(AVAILABLE DATA begins)

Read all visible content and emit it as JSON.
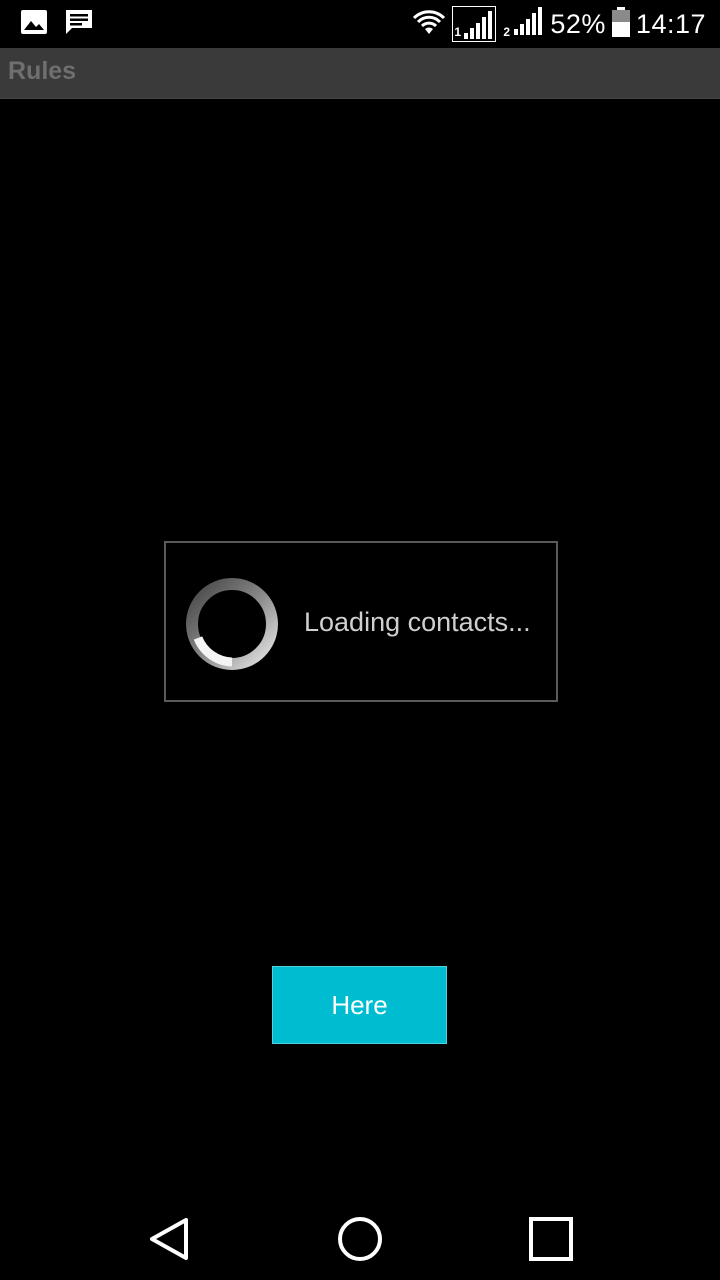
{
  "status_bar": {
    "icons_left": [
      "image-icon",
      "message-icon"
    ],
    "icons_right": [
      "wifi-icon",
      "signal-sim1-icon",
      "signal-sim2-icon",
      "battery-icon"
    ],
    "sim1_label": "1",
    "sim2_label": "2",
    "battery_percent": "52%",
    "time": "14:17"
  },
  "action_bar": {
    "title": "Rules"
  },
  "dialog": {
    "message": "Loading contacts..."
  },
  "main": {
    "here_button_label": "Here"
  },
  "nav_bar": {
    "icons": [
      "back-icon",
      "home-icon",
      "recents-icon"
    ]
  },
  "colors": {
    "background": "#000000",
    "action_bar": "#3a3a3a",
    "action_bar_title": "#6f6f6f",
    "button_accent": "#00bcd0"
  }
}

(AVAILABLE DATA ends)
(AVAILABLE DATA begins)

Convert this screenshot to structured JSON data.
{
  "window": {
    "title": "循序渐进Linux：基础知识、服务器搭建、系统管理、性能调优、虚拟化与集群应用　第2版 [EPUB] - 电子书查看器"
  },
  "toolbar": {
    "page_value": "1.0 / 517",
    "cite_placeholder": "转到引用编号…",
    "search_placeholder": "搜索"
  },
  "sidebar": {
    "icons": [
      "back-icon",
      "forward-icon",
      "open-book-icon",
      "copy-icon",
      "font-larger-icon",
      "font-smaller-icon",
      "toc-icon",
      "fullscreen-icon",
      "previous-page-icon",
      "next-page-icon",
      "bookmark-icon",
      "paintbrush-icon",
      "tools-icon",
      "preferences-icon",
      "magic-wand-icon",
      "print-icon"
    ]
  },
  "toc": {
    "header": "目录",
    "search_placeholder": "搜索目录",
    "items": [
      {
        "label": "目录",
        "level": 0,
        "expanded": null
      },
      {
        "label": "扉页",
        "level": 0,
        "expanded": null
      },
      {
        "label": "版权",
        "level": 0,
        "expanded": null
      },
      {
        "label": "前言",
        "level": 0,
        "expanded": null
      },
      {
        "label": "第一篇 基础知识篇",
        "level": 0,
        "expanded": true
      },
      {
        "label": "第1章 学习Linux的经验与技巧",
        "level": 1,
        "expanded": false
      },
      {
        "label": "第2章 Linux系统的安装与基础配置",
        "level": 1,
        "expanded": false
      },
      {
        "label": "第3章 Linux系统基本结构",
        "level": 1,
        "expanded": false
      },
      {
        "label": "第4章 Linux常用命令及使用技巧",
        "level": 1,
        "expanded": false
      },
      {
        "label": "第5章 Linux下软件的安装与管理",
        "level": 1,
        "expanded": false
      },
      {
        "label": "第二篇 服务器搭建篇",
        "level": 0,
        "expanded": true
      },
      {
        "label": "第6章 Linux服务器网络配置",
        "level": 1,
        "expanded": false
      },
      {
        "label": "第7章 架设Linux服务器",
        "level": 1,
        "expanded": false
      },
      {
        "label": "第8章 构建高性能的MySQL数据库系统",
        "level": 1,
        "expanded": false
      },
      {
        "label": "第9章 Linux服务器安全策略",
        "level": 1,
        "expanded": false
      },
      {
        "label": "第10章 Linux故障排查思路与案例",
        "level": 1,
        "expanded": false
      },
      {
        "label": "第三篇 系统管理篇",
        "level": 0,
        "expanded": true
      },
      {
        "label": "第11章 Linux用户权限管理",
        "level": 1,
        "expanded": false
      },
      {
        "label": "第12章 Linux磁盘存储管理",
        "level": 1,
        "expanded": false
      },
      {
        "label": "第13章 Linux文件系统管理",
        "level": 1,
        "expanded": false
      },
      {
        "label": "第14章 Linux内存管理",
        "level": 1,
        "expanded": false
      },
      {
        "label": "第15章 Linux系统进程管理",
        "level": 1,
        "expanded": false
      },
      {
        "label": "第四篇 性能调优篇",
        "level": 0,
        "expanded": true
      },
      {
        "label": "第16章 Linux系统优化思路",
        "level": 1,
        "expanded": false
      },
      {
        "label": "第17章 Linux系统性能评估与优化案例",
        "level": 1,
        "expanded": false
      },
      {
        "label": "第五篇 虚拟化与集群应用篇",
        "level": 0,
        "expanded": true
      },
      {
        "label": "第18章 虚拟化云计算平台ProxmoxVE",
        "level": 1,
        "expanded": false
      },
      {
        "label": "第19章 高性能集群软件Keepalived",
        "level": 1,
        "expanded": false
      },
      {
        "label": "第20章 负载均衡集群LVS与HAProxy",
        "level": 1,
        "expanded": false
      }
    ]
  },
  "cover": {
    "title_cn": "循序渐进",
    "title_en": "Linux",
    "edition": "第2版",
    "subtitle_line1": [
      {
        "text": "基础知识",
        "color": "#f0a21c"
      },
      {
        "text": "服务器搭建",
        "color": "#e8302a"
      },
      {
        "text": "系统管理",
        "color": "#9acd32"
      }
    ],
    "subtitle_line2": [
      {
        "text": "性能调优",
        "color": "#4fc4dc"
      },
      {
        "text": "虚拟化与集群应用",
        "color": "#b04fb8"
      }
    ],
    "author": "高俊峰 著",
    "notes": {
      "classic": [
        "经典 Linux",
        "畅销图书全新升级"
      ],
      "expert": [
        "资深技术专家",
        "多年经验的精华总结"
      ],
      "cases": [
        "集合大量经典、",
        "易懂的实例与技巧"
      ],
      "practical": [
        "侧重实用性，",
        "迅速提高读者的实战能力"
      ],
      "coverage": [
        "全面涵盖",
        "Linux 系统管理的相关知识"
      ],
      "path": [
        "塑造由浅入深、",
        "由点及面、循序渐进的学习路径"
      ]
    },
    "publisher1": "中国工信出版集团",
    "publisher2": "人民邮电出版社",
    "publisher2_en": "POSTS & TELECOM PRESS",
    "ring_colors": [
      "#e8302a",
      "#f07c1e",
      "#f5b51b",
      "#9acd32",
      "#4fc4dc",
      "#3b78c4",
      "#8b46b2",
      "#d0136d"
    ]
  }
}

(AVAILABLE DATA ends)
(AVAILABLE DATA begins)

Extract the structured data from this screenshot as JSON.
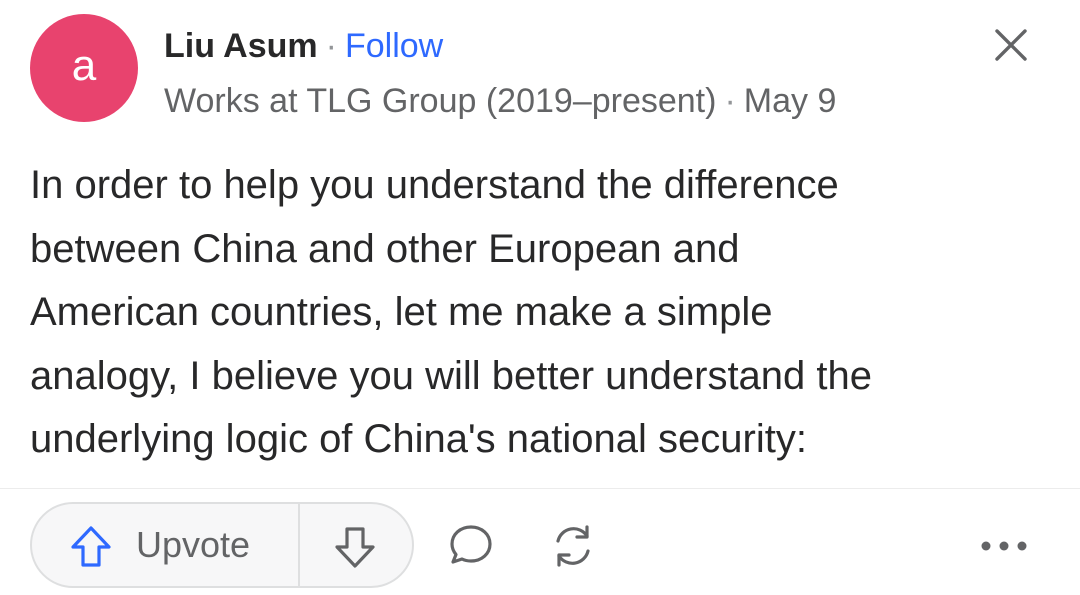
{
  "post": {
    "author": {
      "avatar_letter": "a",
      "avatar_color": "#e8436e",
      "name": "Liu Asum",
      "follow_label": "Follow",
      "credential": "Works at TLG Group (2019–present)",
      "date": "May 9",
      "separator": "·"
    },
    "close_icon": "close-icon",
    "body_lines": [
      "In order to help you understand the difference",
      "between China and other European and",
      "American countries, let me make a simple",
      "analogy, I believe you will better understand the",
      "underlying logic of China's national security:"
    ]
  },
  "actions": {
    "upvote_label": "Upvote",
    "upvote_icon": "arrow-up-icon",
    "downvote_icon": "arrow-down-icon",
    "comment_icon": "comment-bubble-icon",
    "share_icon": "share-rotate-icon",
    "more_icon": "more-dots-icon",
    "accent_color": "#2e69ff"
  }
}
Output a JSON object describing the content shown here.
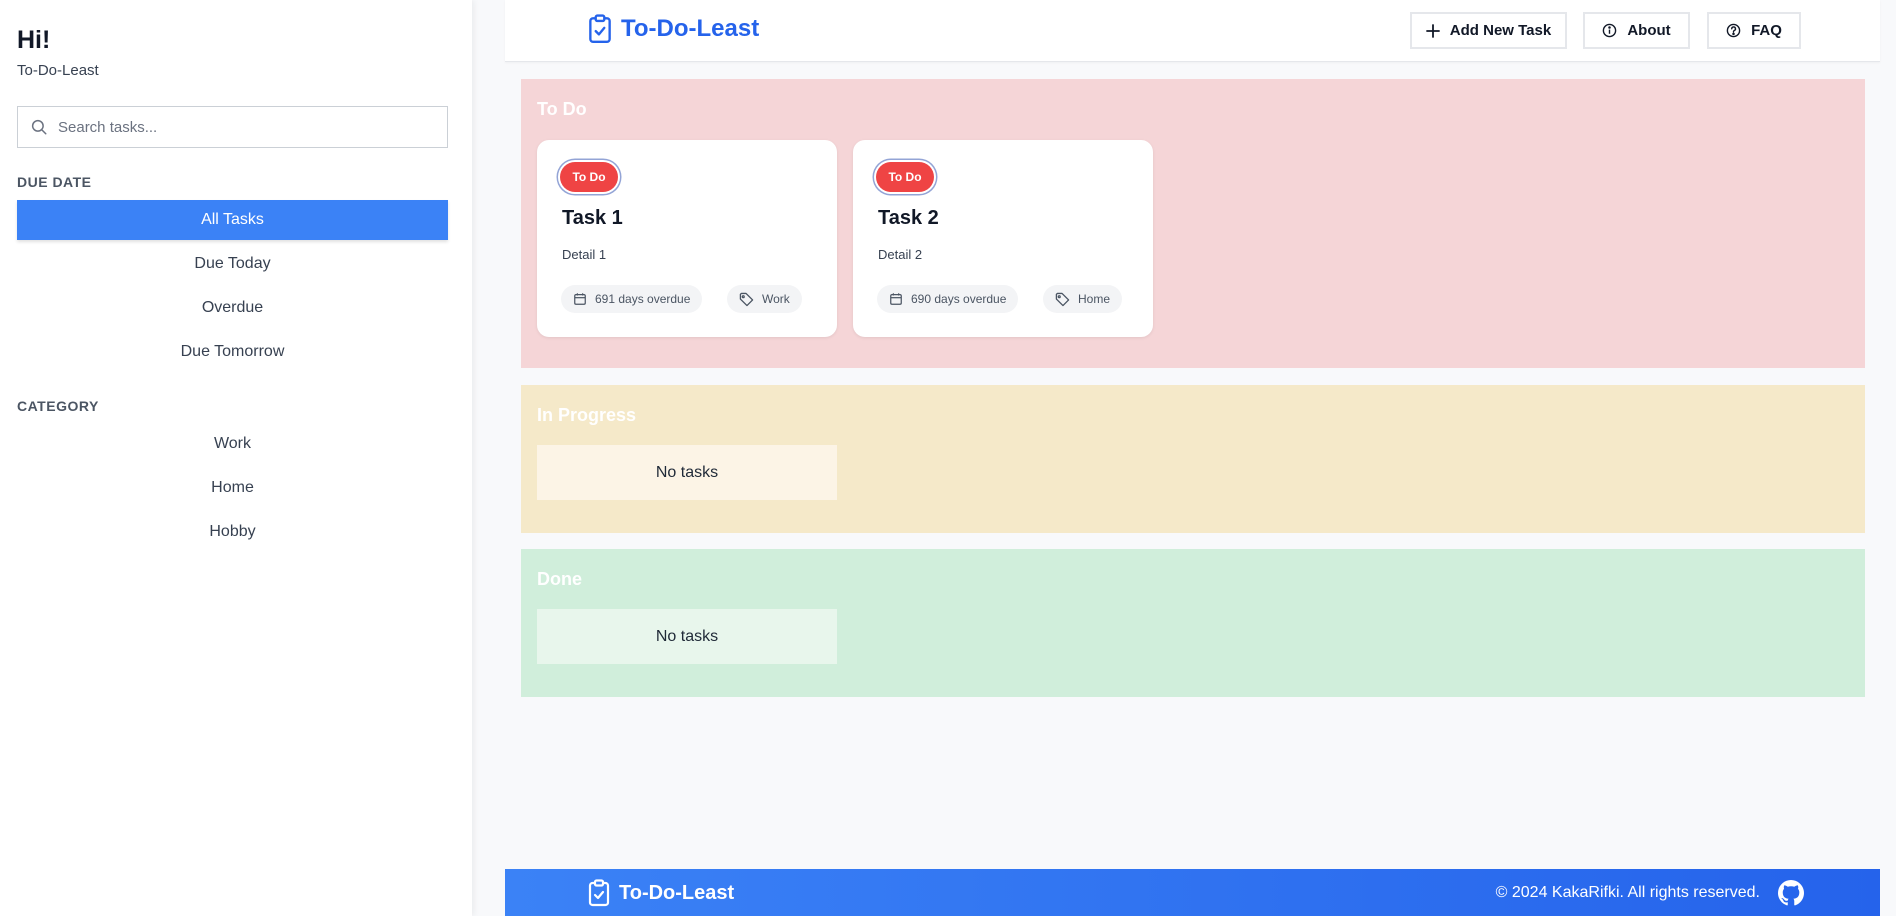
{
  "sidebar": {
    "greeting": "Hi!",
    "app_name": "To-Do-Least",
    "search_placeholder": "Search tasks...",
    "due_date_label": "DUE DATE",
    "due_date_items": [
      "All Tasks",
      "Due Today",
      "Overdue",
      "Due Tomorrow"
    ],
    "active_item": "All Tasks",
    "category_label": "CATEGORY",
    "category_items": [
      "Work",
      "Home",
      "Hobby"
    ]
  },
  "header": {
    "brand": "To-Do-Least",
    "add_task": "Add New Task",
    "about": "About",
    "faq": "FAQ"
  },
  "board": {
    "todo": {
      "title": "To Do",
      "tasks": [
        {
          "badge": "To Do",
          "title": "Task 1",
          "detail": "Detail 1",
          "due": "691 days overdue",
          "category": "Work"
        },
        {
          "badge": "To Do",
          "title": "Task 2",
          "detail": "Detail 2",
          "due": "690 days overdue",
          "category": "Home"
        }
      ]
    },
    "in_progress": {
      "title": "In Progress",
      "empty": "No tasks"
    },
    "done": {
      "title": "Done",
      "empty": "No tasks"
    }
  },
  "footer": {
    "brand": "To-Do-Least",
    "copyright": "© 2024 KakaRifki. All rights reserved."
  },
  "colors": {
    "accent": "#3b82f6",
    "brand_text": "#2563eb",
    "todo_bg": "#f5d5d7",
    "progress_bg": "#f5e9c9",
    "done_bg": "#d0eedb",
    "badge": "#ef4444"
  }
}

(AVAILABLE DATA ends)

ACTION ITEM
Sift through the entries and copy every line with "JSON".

SOLUTION
Read all visible content and emit it as JSON.
Convert this screenshot to structured JSON data.
Extract the structured data from this screenshot as JSON.
Output a JSON object describing the content shown here.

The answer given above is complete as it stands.